▸ Instructions for the task
When a line in the material beneath includes the word "title", add it to the count, and report the count alone.

▸ Task material
══════════════════════════════

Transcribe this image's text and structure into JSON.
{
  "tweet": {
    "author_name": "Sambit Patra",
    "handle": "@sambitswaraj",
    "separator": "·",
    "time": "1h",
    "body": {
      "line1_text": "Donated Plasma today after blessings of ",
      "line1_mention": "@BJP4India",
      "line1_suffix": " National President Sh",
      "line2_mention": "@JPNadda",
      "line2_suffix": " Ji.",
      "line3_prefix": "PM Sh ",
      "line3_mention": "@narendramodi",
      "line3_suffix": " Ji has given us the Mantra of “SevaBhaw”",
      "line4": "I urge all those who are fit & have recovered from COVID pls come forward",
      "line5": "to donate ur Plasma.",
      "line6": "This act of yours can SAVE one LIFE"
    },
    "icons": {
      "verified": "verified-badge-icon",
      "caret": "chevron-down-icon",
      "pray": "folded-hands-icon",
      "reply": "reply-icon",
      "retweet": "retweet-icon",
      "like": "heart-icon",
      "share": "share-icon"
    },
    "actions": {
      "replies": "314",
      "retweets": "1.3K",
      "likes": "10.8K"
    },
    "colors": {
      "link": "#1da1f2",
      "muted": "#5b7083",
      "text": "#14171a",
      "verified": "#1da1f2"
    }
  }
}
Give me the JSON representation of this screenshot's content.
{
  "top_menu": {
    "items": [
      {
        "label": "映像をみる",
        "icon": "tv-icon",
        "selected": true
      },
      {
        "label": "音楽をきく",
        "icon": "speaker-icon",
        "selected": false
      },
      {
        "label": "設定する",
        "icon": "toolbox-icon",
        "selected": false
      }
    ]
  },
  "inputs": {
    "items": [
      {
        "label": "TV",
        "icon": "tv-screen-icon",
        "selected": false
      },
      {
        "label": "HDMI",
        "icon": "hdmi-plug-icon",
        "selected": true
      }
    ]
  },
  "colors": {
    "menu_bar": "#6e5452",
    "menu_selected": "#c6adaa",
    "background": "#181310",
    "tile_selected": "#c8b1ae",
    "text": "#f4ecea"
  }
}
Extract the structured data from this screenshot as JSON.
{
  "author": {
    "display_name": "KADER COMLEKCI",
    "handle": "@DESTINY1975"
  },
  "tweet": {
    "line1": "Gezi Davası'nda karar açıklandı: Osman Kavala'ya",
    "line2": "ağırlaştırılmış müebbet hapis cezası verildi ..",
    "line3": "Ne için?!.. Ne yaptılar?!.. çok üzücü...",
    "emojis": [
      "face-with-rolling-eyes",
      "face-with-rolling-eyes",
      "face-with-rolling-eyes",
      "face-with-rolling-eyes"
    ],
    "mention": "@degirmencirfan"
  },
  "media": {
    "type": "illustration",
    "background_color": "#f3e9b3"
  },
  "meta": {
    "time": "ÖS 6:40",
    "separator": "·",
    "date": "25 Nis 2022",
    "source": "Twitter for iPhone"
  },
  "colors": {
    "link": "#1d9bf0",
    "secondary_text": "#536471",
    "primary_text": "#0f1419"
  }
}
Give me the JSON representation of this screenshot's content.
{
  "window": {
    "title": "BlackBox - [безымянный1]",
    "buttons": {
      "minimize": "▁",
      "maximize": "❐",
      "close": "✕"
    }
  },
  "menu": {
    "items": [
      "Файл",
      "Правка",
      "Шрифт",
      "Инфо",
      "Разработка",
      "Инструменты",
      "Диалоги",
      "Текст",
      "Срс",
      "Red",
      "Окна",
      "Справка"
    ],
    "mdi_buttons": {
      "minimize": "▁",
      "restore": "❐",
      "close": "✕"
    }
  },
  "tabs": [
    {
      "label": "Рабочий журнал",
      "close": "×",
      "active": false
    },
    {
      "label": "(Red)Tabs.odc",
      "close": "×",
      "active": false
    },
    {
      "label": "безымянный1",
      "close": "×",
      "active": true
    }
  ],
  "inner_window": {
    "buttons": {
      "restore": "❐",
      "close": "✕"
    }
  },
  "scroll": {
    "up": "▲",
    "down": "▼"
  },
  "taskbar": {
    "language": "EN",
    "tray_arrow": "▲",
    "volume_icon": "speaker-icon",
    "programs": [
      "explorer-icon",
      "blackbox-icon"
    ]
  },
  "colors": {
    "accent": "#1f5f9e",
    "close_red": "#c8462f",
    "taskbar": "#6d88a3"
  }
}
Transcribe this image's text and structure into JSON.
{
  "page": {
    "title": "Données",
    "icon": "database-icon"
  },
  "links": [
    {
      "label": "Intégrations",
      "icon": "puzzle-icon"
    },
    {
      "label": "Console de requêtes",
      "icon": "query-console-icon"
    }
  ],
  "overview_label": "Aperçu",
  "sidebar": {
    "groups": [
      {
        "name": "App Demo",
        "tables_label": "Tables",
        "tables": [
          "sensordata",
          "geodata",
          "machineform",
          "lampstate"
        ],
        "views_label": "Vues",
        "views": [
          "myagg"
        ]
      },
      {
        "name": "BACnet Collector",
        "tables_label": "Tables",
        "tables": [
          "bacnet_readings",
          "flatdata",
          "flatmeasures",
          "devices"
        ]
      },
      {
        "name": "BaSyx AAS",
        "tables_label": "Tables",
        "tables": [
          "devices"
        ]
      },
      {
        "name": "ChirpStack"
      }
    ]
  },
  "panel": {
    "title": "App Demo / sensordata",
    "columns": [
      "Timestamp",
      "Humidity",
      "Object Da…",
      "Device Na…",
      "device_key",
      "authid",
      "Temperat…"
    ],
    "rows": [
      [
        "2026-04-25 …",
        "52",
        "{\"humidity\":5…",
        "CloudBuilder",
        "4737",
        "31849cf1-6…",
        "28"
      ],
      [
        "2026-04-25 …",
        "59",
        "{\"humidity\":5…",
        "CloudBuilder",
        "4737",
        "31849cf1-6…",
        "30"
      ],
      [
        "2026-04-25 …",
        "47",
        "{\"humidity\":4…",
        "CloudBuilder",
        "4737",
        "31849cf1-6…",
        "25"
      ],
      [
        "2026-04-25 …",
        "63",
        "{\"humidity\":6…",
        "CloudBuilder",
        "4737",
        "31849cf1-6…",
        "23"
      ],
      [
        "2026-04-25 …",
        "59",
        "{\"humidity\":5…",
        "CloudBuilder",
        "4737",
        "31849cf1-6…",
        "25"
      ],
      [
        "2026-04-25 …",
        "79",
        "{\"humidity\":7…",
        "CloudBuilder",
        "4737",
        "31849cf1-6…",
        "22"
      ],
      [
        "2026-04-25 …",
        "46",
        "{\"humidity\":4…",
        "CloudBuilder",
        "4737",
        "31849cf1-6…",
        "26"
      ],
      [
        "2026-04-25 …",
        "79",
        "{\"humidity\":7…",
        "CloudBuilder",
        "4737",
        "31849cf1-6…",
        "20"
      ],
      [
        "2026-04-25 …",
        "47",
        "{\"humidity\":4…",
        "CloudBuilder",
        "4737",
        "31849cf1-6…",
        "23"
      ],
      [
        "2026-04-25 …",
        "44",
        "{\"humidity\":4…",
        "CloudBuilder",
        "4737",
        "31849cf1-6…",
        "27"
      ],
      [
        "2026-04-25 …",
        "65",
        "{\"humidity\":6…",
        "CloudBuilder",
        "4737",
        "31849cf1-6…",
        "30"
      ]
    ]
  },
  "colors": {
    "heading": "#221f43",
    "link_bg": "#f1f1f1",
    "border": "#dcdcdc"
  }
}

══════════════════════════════

▸ Task output
3